Josephides added that unless the issue is resolved, many parents will start complaining over the failure of teachers to provide proper education online.
“A portion of parents will complain that the teaching material was not covered remotely,” he said.
Remote teaching is applied to high school students in Limassol and Paphos districts that are under lockdown.
According to previous statements of the commissioner for the personal data protection Irene Loizidou Nikolaidou, her office has been expecting a risk assessment report for distance learning from the education ministry for months to allow the use of video.
“The most important issue is with the way we provide e-learning right now,” Josephides said, adding that the transfer to remote teaching has been smooth overall.
Other minor issues involved the old equipment provided by the schools to the teachers. This was resolved by some of them using their personal laptops and computers.

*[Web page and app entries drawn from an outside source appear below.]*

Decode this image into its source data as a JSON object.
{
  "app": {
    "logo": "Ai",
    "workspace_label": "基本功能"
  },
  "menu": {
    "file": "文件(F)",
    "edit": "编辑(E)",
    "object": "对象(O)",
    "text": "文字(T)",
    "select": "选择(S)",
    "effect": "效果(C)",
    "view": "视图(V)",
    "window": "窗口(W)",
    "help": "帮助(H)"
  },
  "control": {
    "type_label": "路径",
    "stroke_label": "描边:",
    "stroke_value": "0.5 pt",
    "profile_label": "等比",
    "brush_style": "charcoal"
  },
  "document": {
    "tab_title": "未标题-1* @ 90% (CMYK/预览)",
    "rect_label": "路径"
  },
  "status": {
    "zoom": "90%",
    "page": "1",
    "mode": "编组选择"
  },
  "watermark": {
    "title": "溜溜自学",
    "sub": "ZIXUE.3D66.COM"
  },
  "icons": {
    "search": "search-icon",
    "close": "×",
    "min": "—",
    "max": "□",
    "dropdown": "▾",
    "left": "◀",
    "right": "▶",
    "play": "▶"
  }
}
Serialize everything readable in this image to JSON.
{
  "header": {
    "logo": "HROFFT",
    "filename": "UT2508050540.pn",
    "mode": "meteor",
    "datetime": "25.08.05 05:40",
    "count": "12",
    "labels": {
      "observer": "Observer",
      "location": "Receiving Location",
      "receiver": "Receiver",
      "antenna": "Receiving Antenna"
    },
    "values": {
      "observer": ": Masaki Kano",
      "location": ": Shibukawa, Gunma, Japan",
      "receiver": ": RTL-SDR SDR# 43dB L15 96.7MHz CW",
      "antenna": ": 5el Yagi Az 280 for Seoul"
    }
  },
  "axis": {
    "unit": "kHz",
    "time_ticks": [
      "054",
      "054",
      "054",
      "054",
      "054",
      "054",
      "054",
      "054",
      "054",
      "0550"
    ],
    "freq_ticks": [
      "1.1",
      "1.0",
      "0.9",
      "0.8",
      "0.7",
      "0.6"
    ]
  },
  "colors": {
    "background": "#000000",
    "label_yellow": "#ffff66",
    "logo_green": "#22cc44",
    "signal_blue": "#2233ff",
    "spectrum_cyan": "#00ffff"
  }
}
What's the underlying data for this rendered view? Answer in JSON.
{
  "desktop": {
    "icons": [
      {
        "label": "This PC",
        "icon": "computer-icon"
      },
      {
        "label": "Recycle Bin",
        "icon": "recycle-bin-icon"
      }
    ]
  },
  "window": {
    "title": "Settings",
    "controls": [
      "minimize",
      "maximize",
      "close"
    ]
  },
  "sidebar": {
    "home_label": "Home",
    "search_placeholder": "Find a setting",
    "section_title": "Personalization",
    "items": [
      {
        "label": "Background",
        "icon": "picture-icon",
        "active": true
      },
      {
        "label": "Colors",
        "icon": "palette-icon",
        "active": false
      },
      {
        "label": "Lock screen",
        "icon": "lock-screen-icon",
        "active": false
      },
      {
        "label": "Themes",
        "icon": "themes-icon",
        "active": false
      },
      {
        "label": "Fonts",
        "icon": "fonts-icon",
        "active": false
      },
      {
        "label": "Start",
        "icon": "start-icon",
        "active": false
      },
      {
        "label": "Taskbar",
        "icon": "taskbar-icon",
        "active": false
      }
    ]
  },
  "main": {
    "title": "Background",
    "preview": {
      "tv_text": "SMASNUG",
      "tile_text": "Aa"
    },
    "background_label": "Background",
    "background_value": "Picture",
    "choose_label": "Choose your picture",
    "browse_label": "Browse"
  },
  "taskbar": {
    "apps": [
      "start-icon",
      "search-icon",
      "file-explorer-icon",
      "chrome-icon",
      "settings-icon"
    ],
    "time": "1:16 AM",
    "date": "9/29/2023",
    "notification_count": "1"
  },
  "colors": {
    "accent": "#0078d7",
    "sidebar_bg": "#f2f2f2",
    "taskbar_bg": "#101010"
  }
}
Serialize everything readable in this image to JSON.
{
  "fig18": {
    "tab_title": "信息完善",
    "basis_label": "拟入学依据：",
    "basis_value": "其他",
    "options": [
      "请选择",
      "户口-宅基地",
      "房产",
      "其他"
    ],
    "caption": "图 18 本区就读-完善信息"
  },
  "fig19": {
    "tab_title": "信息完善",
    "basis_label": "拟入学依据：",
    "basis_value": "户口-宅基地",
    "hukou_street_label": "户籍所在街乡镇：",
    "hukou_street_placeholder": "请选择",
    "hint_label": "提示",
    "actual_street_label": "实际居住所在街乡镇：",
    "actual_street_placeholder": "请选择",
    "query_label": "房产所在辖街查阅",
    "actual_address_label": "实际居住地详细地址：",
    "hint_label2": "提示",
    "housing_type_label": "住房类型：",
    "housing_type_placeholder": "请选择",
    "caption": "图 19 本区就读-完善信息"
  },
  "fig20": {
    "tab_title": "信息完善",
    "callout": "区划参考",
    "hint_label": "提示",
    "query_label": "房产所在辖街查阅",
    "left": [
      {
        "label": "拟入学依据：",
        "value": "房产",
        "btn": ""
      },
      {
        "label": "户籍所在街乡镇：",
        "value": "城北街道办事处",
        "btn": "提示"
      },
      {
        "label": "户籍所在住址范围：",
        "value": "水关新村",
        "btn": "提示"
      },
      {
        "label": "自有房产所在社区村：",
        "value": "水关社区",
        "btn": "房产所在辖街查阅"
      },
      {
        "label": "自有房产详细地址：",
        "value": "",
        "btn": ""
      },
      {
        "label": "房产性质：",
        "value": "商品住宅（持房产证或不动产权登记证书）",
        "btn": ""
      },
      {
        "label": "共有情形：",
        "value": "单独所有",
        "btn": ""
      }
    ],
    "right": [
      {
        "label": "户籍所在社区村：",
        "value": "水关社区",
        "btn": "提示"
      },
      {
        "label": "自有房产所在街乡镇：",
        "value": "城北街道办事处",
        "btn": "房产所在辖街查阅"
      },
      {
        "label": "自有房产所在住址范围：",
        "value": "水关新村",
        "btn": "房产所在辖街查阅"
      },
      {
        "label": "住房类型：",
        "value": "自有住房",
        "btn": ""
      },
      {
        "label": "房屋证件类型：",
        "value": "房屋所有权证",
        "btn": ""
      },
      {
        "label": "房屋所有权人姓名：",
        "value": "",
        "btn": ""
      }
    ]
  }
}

In his statements the president of teachers’ union Oelmek Themis Poliviou, said there were some technical issues with the internet and the equipment which were resolved.
To avoid any issues, teachers from other districts will not be travelling to Limassol or Paphos, Poliviou said.
“I had a personal phone communication with the minister, who realised that this measure will help and decided that teachers travelling to those towns will not be going,” Poliviou said.
Head teachers and administrative staff will still attend the school to carry on their other duties.
According to education sources, around 5,000 students islandwide followed remote teaching until November 11.